# What is expected
From first line to last, copy the listing exactly and omit its pictures.
┄┄┄┄┄┄┄┄┄┄
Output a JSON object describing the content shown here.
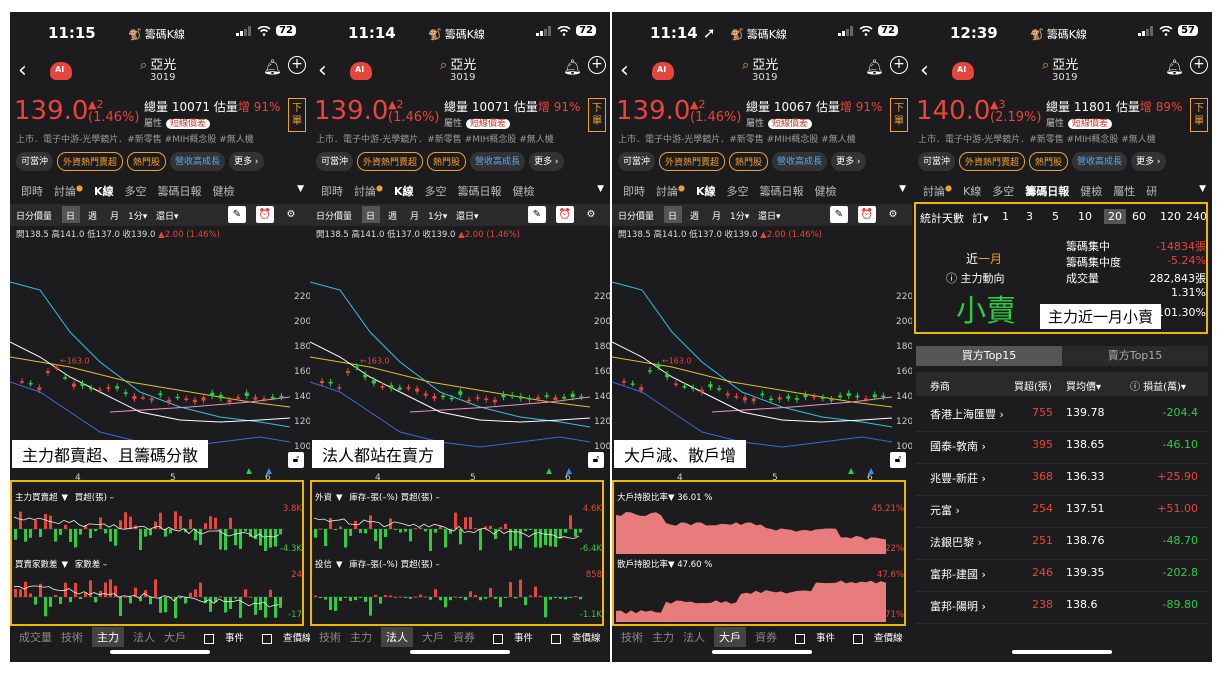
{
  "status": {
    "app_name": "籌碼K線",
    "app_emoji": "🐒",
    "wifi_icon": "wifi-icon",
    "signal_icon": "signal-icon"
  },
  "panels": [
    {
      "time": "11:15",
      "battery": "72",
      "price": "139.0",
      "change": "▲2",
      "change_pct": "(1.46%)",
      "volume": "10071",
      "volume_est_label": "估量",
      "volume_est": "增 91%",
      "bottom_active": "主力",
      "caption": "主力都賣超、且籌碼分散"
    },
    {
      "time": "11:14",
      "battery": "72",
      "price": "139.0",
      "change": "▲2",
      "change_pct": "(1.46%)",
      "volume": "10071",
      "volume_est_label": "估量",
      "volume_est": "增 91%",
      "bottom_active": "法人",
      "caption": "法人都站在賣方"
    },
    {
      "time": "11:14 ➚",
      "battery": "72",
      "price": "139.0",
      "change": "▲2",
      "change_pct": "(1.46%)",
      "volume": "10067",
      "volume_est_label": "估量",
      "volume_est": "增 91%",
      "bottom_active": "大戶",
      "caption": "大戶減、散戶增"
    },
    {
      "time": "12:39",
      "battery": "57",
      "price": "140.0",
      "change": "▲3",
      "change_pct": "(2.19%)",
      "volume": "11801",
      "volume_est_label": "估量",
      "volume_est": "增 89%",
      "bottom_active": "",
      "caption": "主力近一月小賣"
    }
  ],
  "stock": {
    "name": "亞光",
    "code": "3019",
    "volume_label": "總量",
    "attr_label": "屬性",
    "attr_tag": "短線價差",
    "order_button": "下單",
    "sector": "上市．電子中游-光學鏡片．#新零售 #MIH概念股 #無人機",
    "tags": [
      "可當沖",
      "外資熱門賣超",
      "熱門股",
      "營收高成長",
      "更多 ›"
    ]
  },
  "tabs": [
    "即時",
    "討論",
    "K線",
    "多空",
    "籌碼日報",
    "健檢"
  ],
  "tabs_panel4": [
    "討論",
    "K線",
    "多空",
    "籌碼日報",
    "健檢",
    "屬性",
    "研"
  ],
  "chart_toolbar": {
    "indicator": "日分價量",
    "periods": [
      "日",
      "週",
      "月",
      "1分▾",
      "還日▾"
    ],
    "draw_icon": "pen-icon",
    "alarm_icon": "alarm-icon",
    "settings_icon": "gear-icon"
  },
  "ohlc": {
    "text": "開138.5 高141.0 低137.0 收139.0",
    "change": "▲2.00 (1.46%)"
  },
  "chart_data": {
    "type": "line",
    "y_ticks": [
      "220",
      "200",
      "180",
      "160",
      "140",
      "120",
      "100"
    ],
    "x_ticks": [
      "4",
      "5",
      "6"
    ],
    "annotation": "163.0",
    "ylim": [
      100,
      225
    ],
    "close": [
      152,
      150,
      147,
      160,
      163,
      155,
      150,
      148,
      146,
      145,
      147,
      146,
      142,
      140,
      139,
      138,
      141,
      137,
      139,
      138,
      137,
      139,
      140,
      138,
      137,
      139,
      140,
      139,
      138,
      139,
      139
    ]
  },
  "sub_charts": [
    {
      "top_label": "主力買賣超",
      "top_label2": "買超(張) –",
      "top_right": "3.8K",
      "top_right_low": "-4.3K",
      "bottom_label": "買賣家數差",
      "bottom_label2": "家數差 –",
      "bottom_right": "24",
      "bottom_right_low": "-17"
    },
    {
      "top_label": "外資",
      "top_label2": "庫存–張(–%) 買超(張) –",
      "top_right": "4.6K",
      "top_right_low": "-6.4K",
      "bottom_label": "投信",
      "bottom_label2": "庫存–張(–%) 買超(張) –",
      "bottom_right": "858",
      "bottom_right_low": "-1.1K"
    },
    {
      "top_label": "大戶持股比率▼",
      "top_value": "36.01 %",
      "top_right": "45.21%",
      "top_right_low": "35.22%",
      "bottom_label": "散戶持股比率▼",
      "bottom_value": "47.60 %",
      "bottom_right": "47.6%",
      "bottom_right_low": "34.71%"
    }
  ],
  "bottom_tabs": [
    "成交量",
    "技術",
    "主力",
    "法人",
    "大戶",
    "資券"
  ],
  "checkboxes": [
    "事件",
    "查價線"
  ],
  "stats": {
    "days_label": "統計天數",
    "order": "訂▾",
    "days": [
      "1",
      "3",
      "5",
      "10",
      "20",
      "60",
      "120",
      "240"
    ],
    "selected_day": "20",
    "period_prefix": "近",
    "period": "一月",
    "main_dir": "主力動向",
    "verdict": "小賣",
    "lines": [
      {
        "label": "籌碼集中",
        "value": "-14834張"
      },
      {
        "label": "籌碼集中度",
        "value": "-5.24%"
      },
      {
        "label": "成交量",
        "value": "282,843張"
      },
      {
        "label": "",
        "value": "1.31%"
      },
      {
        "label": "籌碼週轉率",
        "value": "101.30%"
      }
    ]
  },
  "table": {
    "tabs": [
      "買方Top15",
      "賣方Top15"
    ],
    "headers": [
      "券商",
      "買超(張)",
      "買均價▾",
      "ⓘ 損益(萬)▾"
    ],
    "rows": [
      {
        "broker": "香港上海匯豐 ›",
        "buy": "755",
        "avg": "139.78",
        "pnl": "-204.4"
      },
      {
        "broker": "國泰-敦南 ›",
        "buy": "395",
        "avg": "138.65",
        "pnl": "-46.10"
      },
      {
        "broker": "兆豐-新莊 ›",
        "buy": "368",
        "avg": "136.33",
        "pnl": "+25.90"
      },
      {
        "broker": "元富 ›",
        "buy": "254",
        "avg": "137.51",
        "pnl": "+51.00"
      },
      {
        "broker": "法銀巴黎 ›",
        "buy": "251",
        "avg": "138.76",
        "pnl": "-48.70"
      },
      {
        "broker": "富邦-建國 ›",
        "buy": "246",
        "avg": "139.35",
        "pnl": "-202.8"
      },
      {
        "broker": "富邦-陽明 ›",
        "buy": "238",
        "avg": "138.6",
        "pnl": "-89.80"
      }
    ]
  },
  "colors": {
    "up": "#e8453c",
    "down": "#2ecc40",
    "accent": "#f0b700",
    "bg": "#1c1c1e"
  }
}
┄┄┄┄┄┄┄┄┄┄
# Exercise solution
Output a JSON object describing the content shown here.
{
  "status": {
    "app_name": "籌碼K線",
    "app_emoji": "🐒",
    "wifi_icon": "wifi-icon",
    "signal_icon": "signal-icon"
  },
  "panels": [
    {
      "time": "11:15",
      "battery": "72",
      "price": "139.0",
      "change": "▲2",
      "change_pct": "(1.46%)",
      "volume": "10071",
      "volume_est_label": "估量",
      "volume_est": "增 91%",
      "bottom_active": "主力",
      "caption": "主力都賣超、且籌碼分散"
    },
    {
      "time": "11:14",
      "battery": "72",
      "price": "139.0",
      "change": "▲2",
      "change_pct": "(1.46%)",
      "volume": "10071",
      "volume_est_label": "估量",
      "volume_est": "增 91%",
      "bottom_active": "法人",
      "caption": "法人都站在賣方"
    },
    {
      "time": "11:14 ➚",
      "battery": "72",
      "price": "139.0",
      "change": "▲2",
      "change_pct": "(1.46%)",
      "volume": "10067",
      "volume_est_label": "估量",
      "volume_est": "增 91%",
      "bottom_active": "大戶",
      "caption": "大戶減、散戶增"
    },
    {
      "time": "12:39",
      "battery": "57",
      "price": "140.0",
      "change": "▲3",
      "change_pct": "(2.19%)",
      "volume": "11801",
      "volume_est_label": "估量",
      "volume_est": "增 89%",
      "bottom_active": "",
      "caption": "主力近一月小賣"
    }
  ],
  "stock": {
    "name": "亞光",
    "code": "3019",
    "volume_label": "總量",
    "attr_label": "屬性",
    "attr_tag": "短線價差",
    "order_button": "下單",
    "sector": "上市．電子中游-光學鏡片．#新零售 #MIH概念股 #無人機",
    "tags": [
      "可當沖",
      "外資熱門賣超",
      "熱門股",
      "營收高成長",
      "更多 ›"
    ]
  },
  "tabs": [
    "即時",
    "討論",
    "K線",
    "多空",
    "籌碼日報",
    "健檢"
  ],
  "tabs_panel4": [
    "討論",
    "K線",
    "多空",
    "籌碼日報",
    "健檢",
    "屬性",
    "研"
  ],
  "chart_toolbar": {
    "indicator": "日分價量",
    "periods": [
      "日",
      "週",
      "月",
      "1分▾",
      "還日▾"
    ],
    "draw_icon": "pen-icon",
    "alarm_icon": "alarm-icon",
    "settings_icon": "gear-icon"
  },
  "ohlc": {
    "text": "開138.5 高141.0 低137.0 收139.0",
    "change": "▲2.00 (1.46%)"
  },
  "chart_data": {
    "type": "line",
    "y_ticks": [
      "220",
      "200",
      "180",
      "160",
      "140",
      "120",
      "100"
    ],
    "x_ticks": [
      "4",
      "5",
      "6"
    ],
    "annotation": "163.0",
    "ylim": [
      100,
      225
    ],
    "close": [
      152,
      150,
      147,
      160,
      163,
      155,
      150,
      148,
      146,
      145,
      147,
      146,
      142,
      140,
      139,
      138,
      141,
      137,
      139,
      138,
      137,
      139,
      140,
      138,
      137,
      139,
      140,
      139,
      138,
      139,
      139
    ]
  },
  "sub_charts": [
    {
      "top_label": "主力買賣超",
      "top_label2": "買超(張) –",
      "top_right": "3.8K",
      "top_right_low": "-4.3K",
      "bottom_label": "買賣家數差",
      "bottom_label2": "家數差 –",
      "bottom_right": "24",
      "bottom_right_low": "-17"
    },
    {
      "top_label": "外資",
      "top_label2": "庫存–張(–%) 買超(張) –",
      "top_right": "4.6K",
      "top_right_low": "-6.4K",
      "bottom_label": "投信",
      "bottom_label2": "庫存–張(–%) 買超(張) –",
      "bottom_right": "858",
      "bottom_right_low": "-1.1K"
    },
    {
      "top_label": "大戶持股比率▼",
      "top_value": "36.01 %",
      "top_right": "45.21%",
      "top_right_low": "35.22%",
      "bottom_label": "散戶持股比率▼",
      "bottom_value": "47.60 %",
      "bottom_right": "47.6%",
      "bottom_right_low": "34.71%"
    }
  ],
  "bottom_tabs": [
    "成交量",
    "技術",
    "主力",
    "法人",
    "大戶",
    "資券"
  ],
  "checkboxes": [
    "事件",
    "查價線"
  ],
  "stats": {
    "days_label": "統計天數",
    "order": "訂▾",
    "days": [
      "1",
      "3",
      "5",
      "10",
      "20",
      "60",
      "120",
      "240"
    ],
    "selected_day": "20",
    "period_prefix": "近",
    "period": "一月",
    "main_dir": "主力動向",
    "verdict": "小賣",
    "lines": [
      {
        "label": "籌碼集中",
        "value": "-14834張"
      },
      {
        "label": "籌碼集中度",
        "value": "-5.24%"
      },
      {
        "label": "成交量",
        "value": "282,843張"
      },
      {
        "label": "",
        "value": "1.31%"
      },
      {
        "label": "籌碼週轉率",
        "value": "101.30%"
      }
    ]
  },
  "table": {
    "tabs": [
      "買方Top15",
      "賣方Top15"
    ],
    "headers": [
      "券商",
      "買超(張)",
      "買均價▾",
      "ⓘ 損益(萬)▾"
    ],
    "rows": [
      {
        "broker": "香港上海匯豐 ›",
        "buy": "755",
        "avg": "139.78",
        "pnl": "-204.4"
      },
      {
        "broker": "國泰-敦南 ›",
        "buy": "395",
        "avg": "138.65",
        "pnl": "-46.10"
      },
      {
        "broker": "兆豐-新莊 ›",
        "buy": "368",
        "avg": "136.33",
        "pnl": "+25.90"
      },
      {
        "broker": "元富 ›",
        "buy": "254",
        "avg": "137.51",
        "pnl": "+51.00"
      },
      {
        "broker": "法銀巴黎 ›",
        "buy": "251",
        "avg": "138.76",
        "pnl": "-48.70"
      },
      {
        "broker": "富邦-建國 ›",
        "buy": "246",
        "avg": "139.35",
        "pnl": "-202.8"
      },
      {
        "broker": "富邦-陽明 ›",
        "buy": "238",
        "avg": "138.6",
        "pnl": "-89.80"
      }
    ]
  },
  "colors": {
    "up": "#e8453c",
    "down": "#2ecc40",
    "accent": "#f0b700",
    "bg": "#1c1c1e"
  }
}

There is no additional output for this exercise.